 http://www.ndtv.com/elections/article/election-news/blog-gujarat-s-development-pre-dates-modi-considerably-505647?pfrom=home-topstories by Reetika Khera, Development Economist at IIT Delhi
 BJP’s PM candidate Modi showing his true colours: Opposes even RTI: http://indianexpress.com/article/india/politics/in-karnataka-modi-targets-upas-aadhaar-rti/
 “Hemantkumar Shah, an economics professor at Gujarat University, has challenged Modi’s claim of dramatic economic growth. He said data reveals the state’s economic and human development parameters worsened under Modi.” http://timesofindia.indiatimes.com/City/Mumbai/Growth-declined-poverty-increased-in-Gujarat-under-Modi-Guj-varsity-prof-claims-in-book/articleshow/33463710.cms
 “CAG reports and data on economic and social development from various sources make it evident that the much-touted “Gujarat model” of development is non-inclusive, socially divisive and highly ineffective in key areas.”
By ATUL SOOD and KALAIYARASAN A.” Gujarat Model: Fiction and Facts: Frontline Cover Story, April 4, 2014: http://www.frontline.in/cover-story/fiction-and-facts/article5795324.ece?ref=sliderNews (needs registration to get full story)
 “To sum up, the “Gujarat model” story, recently embellished for the elections, is misleading in at least three ways. First, it exaggerates Gujarat’s development achievements. Second, it fails to recognise that many of these achievements have little to do with Narendra Modi. Third, it casually attributes these achievements to private enterprise and economic growth.

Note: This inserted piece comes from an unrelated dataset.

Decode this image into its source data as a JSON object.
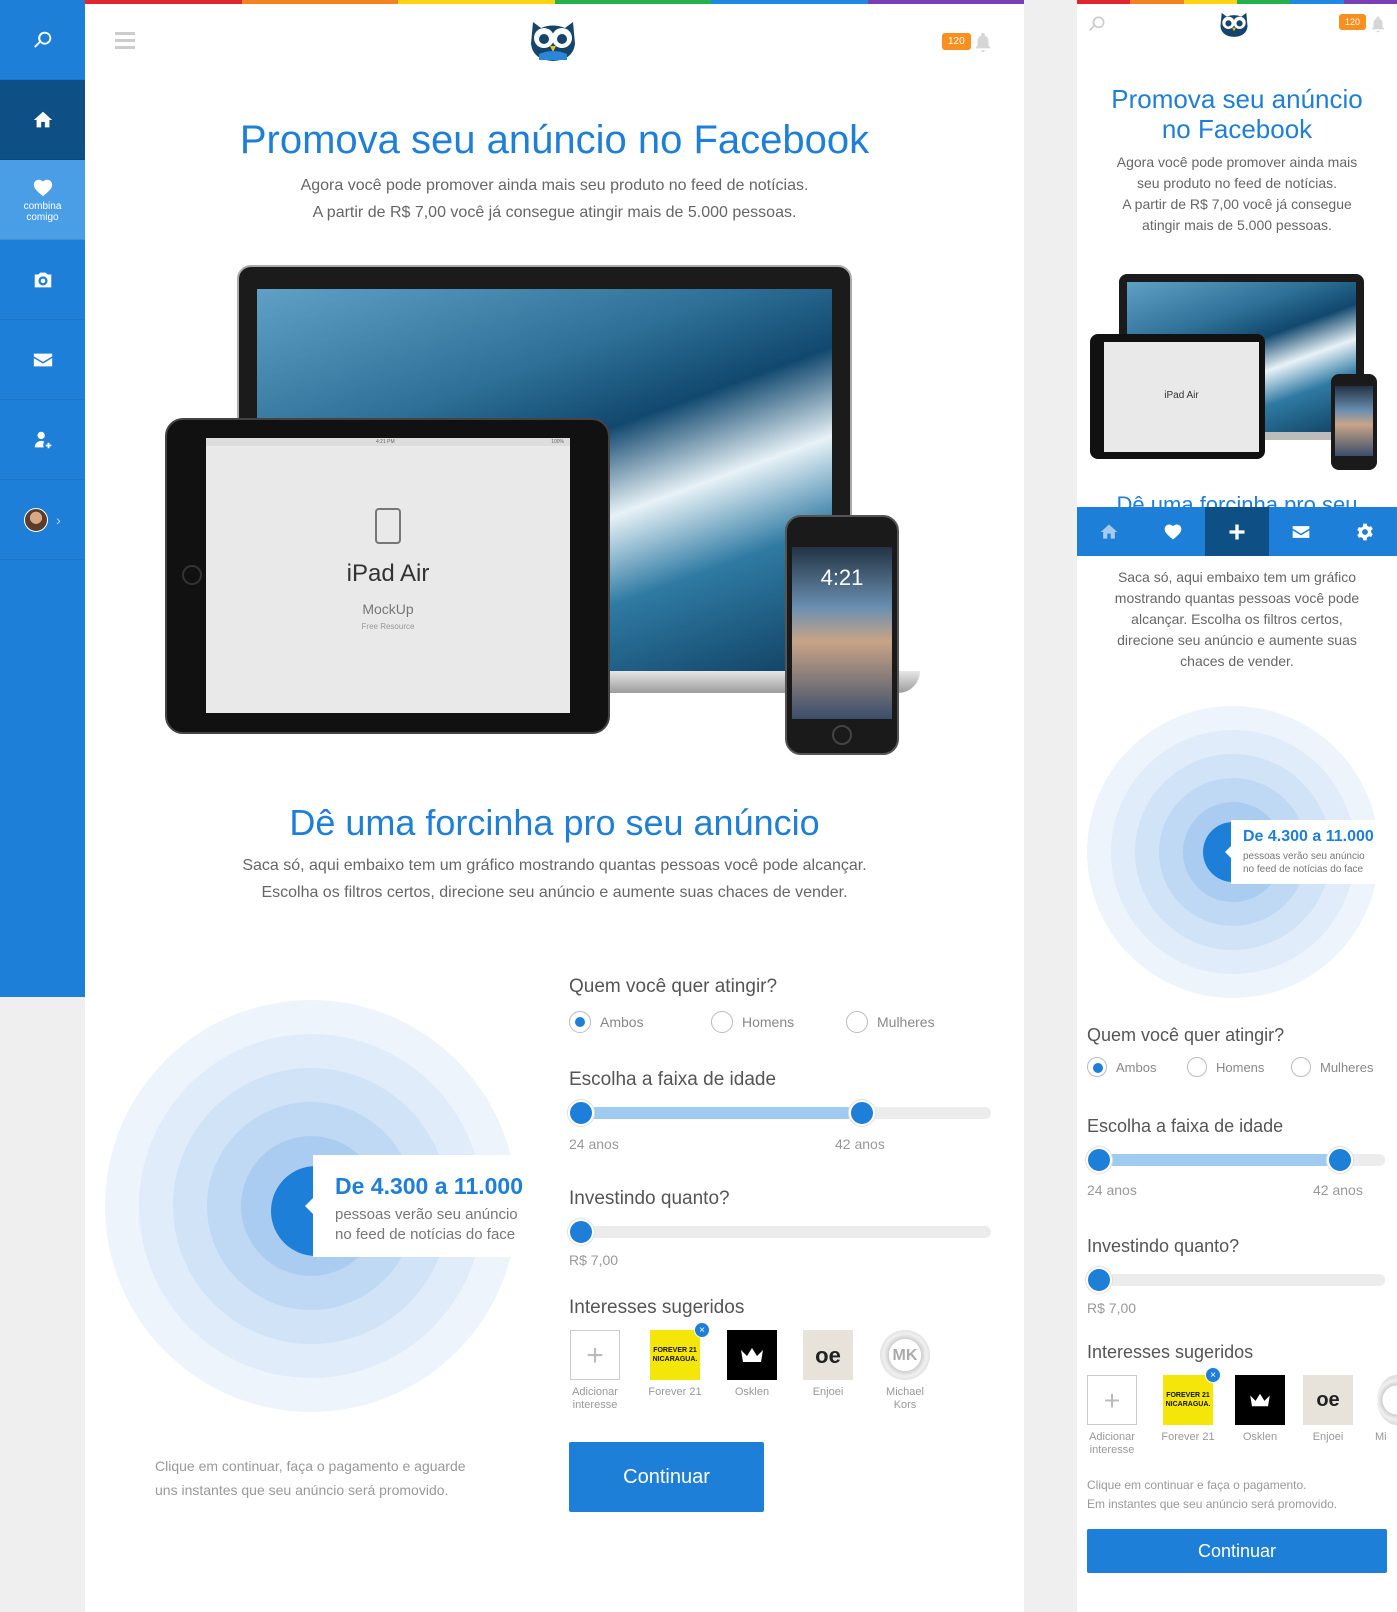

All this is without going into murkier aspects of Gujarat’s experience, such as environmental destruction or state repression.” From Hindu article by Jean Dreze, See: http://www.thehindu.com/opinion/op-ed/the-gujarat-muddle/article5896998.ece
 Another warning from eminent people against voting for Narendra Modi for Prime Minister: http://www.theguardian.com/commentisfree/2014/apr/10/if-modi-elected-india-future-gujarat
 Is Modi’s fabled Gujarat model lawful and accountable? http://www.firstpost.com/politics/is-modis-fabled-gujarat-model-lawful-and-accountable-1491885.html